### Your instructions
Here is a block of records. Copy every one of them exactly.

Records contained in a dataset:
:::
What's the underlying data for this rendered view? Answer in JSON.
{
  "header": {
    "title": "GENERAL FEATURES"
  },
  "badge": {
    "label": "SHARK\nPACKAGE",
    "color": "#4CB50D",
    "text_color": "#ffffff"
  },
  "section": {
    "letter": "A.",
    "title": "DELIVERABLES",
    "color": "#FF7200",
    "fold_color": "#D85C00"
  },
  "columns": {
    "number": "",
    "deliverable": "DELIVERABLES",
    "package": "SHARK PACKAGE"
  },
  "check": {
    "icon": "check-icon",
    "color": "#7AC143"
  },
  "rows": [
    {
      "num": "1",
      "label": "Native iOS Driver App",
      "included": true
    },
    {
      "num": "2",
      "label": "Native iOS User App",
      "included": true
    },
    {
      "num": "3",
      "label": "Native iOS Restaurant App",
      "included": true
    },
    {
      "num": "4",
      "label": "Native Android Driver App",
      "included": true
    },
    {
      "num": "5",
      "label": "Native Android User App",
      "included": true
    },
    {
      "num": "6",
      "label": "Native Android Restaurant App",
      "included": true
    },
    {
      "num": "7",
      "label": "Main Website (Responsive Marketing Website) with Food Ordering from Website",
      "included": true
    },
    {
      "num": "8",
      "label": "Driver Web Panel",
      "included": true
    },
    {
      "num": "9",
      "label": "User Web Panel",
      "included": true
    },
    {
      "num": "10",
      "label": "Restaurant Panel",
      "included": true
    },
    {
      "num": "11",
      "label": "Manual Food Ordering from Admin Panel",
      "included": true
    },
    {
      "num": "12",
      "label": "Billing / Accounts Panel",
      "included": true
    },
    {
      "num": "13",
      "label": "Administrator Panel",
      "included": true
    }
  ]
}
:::
### Exercise answer
What's the underlying data for this rendered view? Answer in JSON.
{
  "header": {
    "title": "GENERAL FEATURES"
  },
  "badge": {
    "label": "SHARK\nPACKAGE",
    "color": "#4CB50D",
    "text_color": "#ffffff"
  },
  "section": {
    "letter": "A.",
    "title": "DELIVERABLES",
    "color": "#FF7200",
    "fold_color": "#D85C00"
  },
  "columns": {
    "number": "",
    "deliverable": "DELIVERABLES",
    "package": "SHARK PACKAGE"
  },
  "check": {
    "icon": "check-icon",
    "color": "#7AC143"
  },
  "rows": [
    {
      "num": "1",
      "label": "Native iOS Driver App",
      "included": true
    },
    {
      "num": "2",
      "label": "Native iOS User App",
      "included": true
    },
    {
      "num": "3",
      "label": "Native iOS Restaurant App",
      "included": true
    },
    {
      "num": "4",
      "label": "Native Android Driver App",
      "included": true
    },
    {
      "num": "5",
      "label": "Native Android User App",
      "included": true
    },
    {
      "num": "6",
      "label": "Native Android Restaurant App",
      "included": true
    },
    {
      "num": "7",
      "label": "Main Website (Responsive Marketing Website) with Food Ordering from Website",
      "included": true
    },
    {
      "num": "8",
      "label": "Driver Web Panel",
      "included": true
    },
    {
      "num": "9",
      "label": "User Web Panel",
      "included": true
    },
    {
      "num": "10",
      "label": "Restaurant Panel",
      "included": true
    },
    {
      "num": "11",
      "label": "Manual Food Ordering from Admin Panel",
      "included": true
    },
    {
      "num": "12",
      "label": "Billing / Accounts Panel",
      "included": true
    },
    {
      "num": "13",
      "label": "Administrator Panel",
      "included": true
    }
  ]
}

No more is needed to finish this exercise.